Jussi Grznar, a commercial and action sports photographer based in Vancouver, talks about his career and the best places to shoot sports.
How did you get started in photography? Tell us how you landed in the particular photography field that you’re in and why it’s satisfying.
I moved to Canada in 2007. After my first season at Whistler, a friend of mine invited me on a surf trip to Mexico. Growing up in a land locked country (former Czechoslovakia) I always dreamed about trying surfing one day.
I bought my first camera at that time (canon 350D) and decided to bring it with me. I had only one lens, no tripod, and no computer. I had no idea what I was doing.

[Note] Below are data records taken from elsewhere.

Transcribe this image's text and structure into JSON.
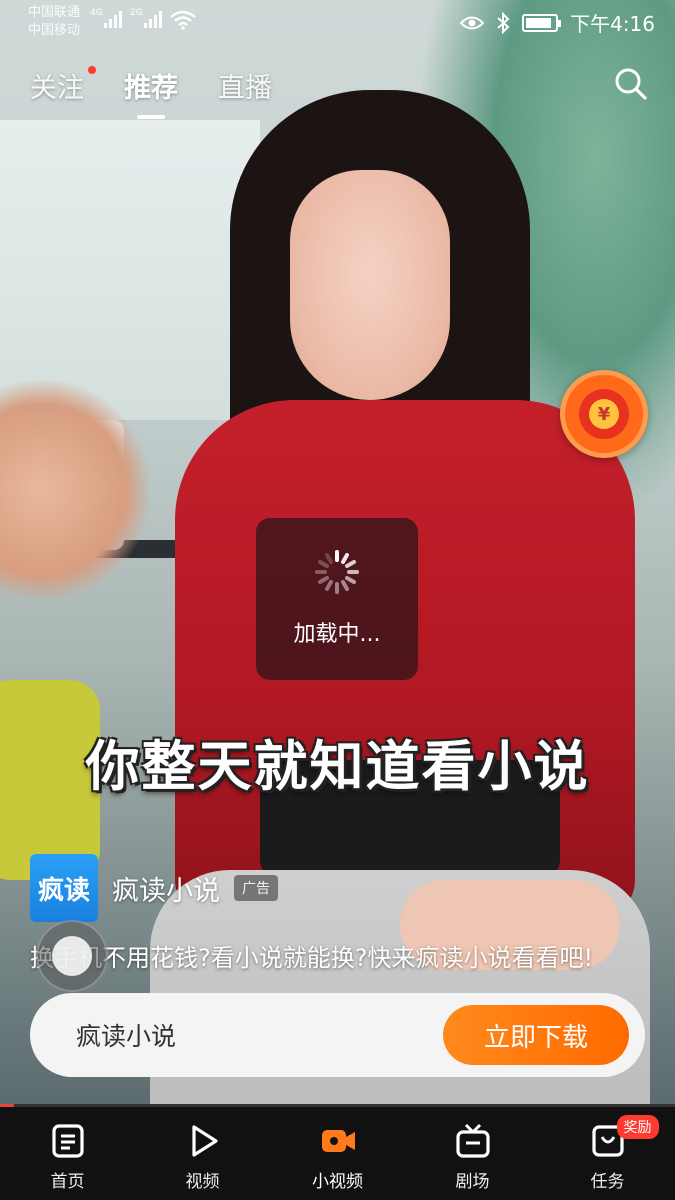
{
  "status_bar": {
    "carrier_1": "中国联通",
    "carrier_2": "中国移动",
    "net_1": "4G",
    "net_2": "2G",
    "time": "下午4:16",
    "battery_level": 0.9
  },
  "top_tabs": [
    {
      "label": "关注",
      "has_dot": true
    },
    {
      "label": "推荐",
      "active": true
    },
    {
      "label": "直播"
    }
  ],
  "loading": {
    "text": "加载中..."
  },
  "subtitle": "你整天就知道看小说",
  "ad": {
    "logo_text": "疯读",
    "app_name": "疯读小说",
    "badge": "广告",
    "description": "换手机不用花钱?看小说就能换?快来疯读小说看看吧!",
    "cta_name": "疯读小说",
    "cta_button": "立即下载"
  },
  "progress": 0.02,
  "bottom_nav": [
    {
      "label": "首页",
      "icon": "home-icon"
    },
    {
      "label": "视频",
      "icon": "play-icon"
    },
    {
      "label": "小视频",
      "icon": "short-video-icon",
      "active": true
    },
    {
      "label": "剧场",
      "icon": "tv-icon"
    },
    {
      "label": "任务",
      "icon": "task-icon",
      "badge": "奖励"
    }
  ],
  "colors": {
    "accent": "#ff6a00",
    "active_nav": "#ff7a1a",
    "dot": "#ff3b30"
  }
}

Once we came back I sent a few photos to a magazine in Europe, just to get some feedback. They really liked the photos and ran a 12-page story from the trip. I was blown away. That’s how it all started.
You do a lot of traveling as a photographer. Tell us your favorite spot to shoot, explain why, and give us an example of a shot taken from that location.

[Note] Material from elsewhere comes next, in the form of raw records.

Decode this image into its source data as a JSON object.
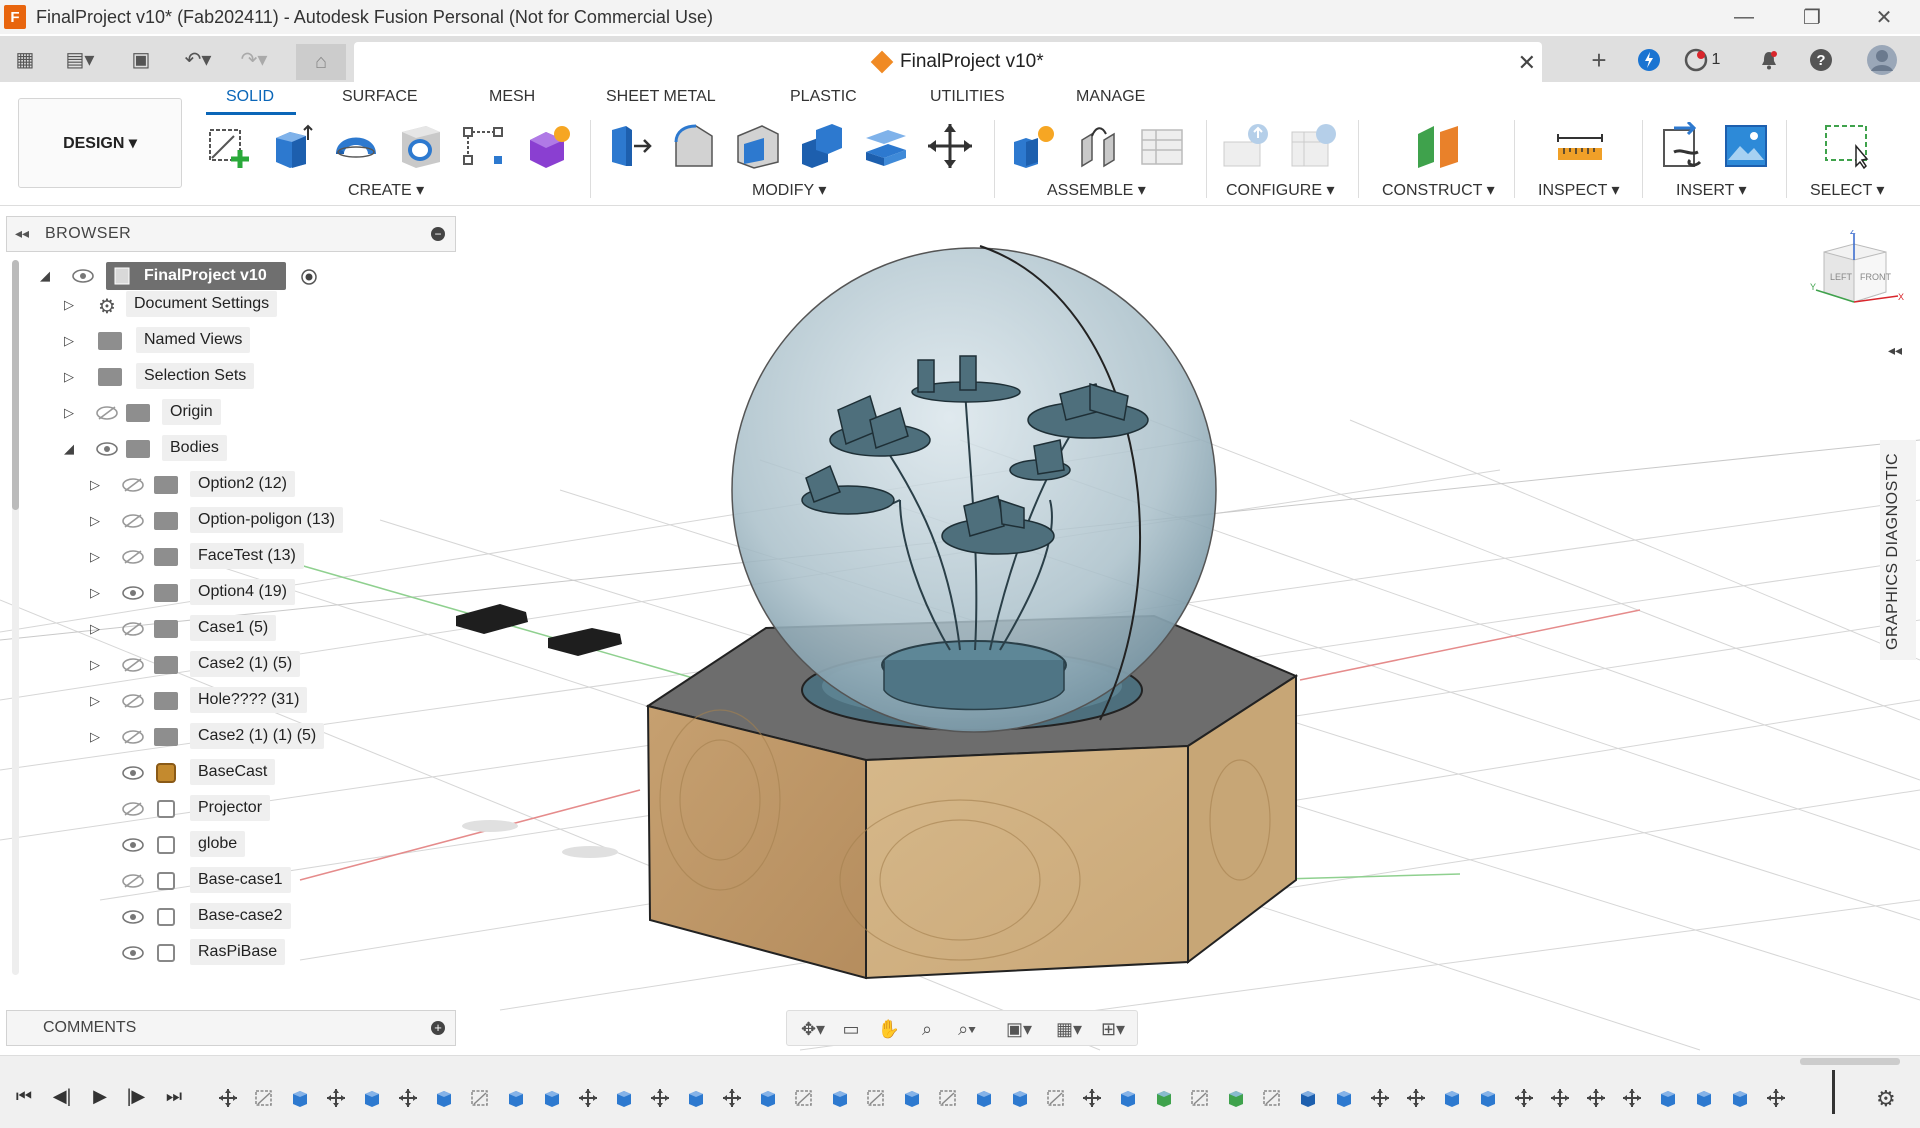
{
  "window": {
    "title": "FinalProject v10* (Fab202411) - Autodesk Fusion Personal (Not for Commercial Use)",
    "logo_letter": "F",
    "minimize": "—",
    "restore": "❐",
    "close": "✕"
  },
  "tabbar": {
    "document_tab": "FinalProject v10*",
    "close": "✕",
    "notification_count": "1"
  },
  "toolbar": {
    "workspace": "DESIGN ▾",
    "workspace_tabs": [
      "SOLID",
      "SURFACE",
      "MESH",
      "SHEET METAL",
      "PLASTIC",
      "UTILITIES",
      "MANAGE"
    ],
    "groups": {
      "create": "CREATE ▾",
      "modify": "MODIFY ▾",
      "assemble": "ASSEMBLE ▾",
      "configure": "CONFIGURE ▾",
      "construct": "CONSTRUCT ▾",
      "inspect": "INSPECT ▾",
      "insert": "INSERT ▾",
      "select": "SELECT ▾"
    }
  },
  "browser": {
    "title": "BROWSER",
    "root": "FinalProject v10",
    "items": [
      {
        "label": "Document Settings"
      },
      {
        "label": "Named Views"
      },
      {
        "label": "Selection Sets"
      },
      {
        "label": "Origin"
      },
      {
        "label": "Bodies"
      }
    ],
    "components": [
      {
        "label": "Option2 (12)"
      },
      {
        "label": "Option-poligon (13)"
      },
      {
        "label": "FaceTest (13)"
      },
      {
        "label": "Option4 (19)"
      },
      {
        "label": "Case1 (5)"
      },
      {
        "label": "Case2 (1) (5)"
      },
      {
        "label": "Hole???? (31)"
      },
      {
        "label": "Case2 (1) (1) (5)"
      }
    ],
    "bodies": [
      {
        "label": "BaseCast"
      },
      {
        "label": "Projector"
      },
      {
        "label": "globe"
      },
      {
        "label": "Base-case1"
      },
      {
        "label": "Base-case2"
      },
      {
        "label": "RasPiBase"
      }
    ]
  },
  "comments": {
    "title": "COMMENTS"
  },
  "side_panel": {
    "label": "GRAPHICS DIAGNOSTIC"
  },
  "viewcube": {
    "left": "LEFT",
    "front": "FRONT",
    "z": "Z",
    "x": "X",
    "y": "Y"
  },
  "colors": {
    "accent": "#0a66b8",
    "wood": "#c9a77a",
    "glass": "#9fb9c4",
    "grid": "#d8d8d8"
  }
}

My all time favorite spot to shoot is my backyard – Whistler backcountry. The weather, light, mountains, accessibility and the diversity of the terrain make it a very special place.
Besides Whistler backcountry, Alaska, Cook Islands and Tahiti top the list. I’m heading to India this fall and really looking forward to it.
How do you deal with harsh weather and equipment problems? Give other photographers some tips to brave the elements.
Shooting snowboarding or surfing is definitely hard on your equipment. Dust, sand, moisture, snow, humidity, cold – you name it. There are few things you can do while shooting like changing the lenses inside of your jacket and keeping the batteries inside your chest pocket so they stay warm.
The most important part is regular maintenance. Taking a tripod apart and cleaning all the sand up after a big surf trip is a perfect example.
There’s a great shot on your website of a man falling into water. Tell us about that shot, how you took it, why, etc.
Clayton (subject of the photograph) is an action sports cinematographer. Over the years we’ve worked on multiple projects and became good friends. A couple years back we were invited to Mexico for a friends wedding. Being able to not worry about work we surfed, hung out, drank beers and shot funny photos the entire time.
In this particular photo Clay is falling into the pool drinking beer while I’m standing on the ladder holding a monopod in one hand and a beer in the other.
Share a picture that you’ve taken recently that you’re proud of. Tell us why you’re proud of it.
A recent photograph that I’m proud of is a photo of Adam Chuntz that I shot for Whistler Blackcomb. I always wanted to capture the similarity of surfing and snowboarding in one photo, which I found very challenging. One early morning it all lined up and this image is the result!
What’s in your gear kit?
Canon bodies and lenses
F-stop backpacks and ICU’s (Satori and Tilopa)
Del Mar water housings
Manfrotto light stands
What direction do you think photography as a whole is headed in?
With the continuing rise of digital photography and social media, now is a really exciting time to be creating. There is a demand for content and a lot of amazing stuff is happening.
As for future trends, I think photography will be even more interconnected with other forms of art (video, painting, music) to provide a more complex and unique experience. At the same time, I believe as technology continues to improve and we see more technically advanced work, the fundamentals of a great photography will remain the same.